It said: "We have now rated this practice as good overall, with safe, caring and responsive and well led also good."

The CQC found that the practice provided care in a way that kept patients safe and protected them from avoidable harm.

"Patients received effective care and treatment that met their needs," it said. "However, systems to ensure care and treatment for those with long term conditions was not robust."

Staff dealt with patients with kindness and respected and involved them in decisions about their care.

The practice organised and delivered services to meet patients' needs, the report said, with patients able to access care and treatment in a timely way.

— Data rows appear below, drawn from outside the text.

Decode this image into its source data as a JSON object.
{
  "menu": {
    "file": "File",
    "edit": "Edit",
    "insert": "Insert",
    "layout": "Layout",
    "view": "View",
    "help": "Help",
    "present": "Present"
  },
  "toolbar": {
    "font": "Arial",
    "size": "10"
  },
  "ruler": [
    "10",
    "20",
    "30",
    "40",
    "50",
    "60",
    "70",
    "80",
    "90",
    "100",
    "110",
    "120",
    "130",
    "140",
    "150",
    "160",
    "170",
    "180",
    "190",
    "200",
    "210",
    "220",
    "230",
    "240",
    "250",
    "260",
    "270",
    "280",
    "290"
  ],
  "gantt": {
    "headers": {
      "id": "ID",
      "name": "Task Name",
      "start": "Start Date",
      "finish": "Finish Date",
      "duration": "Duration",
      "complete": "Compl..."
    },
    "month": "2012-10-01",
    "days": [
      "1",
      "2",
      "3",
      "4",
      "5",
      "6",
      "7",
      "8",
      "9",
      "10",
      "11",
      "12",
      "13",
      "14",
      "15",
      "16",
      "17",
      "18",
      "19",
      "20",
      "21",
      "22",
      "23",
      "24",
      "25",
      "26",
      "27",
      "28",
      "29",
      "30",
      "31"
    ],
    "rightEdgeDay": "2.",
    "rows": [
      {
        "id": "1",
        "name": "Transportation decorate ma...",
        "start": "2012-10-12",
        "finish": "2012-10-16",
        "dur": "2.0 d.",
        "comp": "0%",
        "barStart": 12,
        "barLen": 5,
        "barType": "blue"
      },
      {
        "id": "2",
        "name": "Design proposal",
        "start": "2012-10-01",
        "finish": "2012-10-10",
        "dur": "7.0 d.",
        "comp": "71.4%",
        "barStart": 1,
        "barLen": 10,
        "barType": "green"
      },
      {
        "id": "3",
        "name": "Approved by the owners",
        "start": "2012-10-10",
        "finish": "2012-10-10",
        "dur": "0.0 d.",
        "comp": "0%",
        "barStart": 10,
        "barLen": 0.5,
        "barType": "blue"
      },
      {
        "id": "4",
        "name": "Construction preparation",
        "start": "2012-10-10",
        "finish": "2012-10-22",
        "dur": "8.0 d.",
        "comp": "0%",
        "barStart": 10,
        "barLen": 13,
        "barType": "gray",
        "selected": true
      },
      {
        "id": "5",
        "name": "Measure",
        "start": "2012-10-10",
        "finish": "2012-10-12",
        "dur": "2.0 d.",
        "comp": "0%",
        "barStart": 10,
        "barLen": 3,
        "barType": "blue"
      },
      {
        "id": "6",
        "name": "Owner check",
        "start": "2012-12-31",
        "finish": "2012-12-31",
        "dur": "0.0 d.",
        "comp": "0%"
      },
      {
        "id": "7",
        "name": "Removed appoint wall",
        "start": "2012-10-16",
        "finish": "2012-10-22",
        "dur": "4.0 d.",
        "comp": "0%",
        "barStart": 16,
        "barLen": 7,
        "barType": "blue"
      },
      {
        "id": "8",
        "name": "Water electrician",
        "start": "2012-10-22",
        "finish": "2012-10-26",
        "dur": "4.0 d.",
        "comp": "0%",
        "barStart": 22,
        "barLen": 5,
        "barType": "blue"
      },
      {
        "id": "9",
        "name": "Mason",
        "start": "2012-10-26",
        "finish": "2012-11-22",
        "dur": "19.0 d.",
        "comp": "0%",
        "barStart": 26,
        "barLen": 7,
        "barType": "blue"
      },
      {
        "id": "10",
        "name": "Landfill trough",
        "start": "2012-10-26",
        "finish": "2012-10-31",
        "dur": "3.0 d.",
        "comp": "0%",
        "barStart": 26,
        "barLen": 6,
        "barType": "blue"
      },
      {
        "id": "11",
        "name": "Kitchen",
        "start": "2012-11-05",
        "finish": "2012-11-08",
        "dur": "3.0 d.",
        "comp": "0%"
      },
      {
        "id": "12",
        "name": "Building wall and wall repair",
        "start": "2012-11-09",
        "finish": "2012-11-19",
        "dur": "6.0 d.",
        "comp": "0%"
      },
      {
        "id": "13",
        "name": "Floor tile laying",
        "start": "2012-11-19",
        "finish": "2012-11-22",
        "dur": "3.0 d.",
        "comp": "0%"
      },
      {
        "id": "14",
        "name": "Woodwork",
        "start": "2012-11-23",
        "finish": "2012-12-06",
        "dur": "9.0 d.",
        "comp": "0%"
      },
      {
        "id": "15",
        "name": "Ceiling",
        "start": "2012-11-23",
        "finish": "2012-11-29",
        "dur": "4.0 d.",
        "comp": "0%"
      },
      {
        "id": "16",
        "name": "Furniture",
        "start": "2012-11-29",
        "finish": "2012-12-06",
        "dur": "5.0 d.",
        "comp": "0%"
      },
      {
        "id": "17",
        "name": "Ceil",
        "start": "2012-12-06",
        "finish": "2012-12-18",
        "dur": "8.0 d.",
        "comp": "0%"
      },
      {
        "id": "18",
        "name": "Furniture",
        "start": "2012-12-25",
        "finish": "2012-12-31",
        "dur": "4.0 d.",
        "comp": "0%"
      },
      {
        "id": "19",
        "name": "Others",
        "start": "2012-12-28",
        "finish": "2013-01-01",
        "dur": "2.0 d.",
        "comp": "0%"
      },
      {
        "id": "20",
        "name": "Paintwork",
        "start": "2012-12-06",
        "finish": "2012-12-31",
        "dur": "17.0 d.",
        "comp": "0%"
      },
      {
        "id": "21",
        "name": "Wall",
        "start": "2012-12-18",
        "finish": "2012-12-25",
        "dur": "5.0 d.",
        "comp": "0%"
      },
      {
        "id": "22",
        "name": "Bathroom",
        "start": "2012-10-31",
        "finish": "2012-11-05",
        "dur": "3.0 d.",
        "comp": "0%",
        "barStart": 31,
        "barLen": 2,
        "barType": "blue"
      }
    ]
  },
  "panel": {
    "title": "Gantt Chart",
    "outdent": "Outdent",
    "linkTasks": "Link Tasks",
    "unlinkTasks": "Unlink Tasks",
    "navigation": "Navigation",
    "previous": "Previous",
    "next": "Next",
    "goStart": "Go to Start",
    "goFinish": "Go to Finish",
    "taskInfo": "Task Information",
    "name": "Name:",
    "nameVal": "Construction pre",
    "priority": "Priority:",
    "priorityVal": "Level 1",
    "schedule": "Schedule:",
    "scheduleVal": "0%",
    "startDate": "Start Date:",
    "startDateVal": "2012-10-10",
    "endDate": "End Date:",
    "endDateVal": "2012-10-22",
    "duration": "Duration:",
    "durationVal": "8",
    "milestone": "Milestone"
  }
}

"The way the practice was led and managed promoted the delivery of high quality personal-centred care," it said.

The practice had been working closely with the Oldham Clinical Commissioning Group and the Royal College of General Practitioners to assist it in making improvements across the board following the previous CQC inspection.

It was rated as "requires improvement" for effectiveness because there was "limited monitoring of the outcomes for patients with long-term conditions".

Quality Outcomes Framework data was significantly below local and national averages for patients with long-term conditions.

But Dr Sadik's practice was told it MUST establish effective systems and processes to ensure good governance in accordance with the fundamental standards of care.

And it was told it SHOULD make improvements in the review of data for childhood immunisations and look to implement systems to achieve targets; review data relating to cancer indicators and look to implement systems to improve screening uptake; monitor quality improvement work to bring NASIDs prescribing in line with good practice and implement plans to develop a practice website.

As a result of the improvements made the practice has been re-rated and removed from special measures.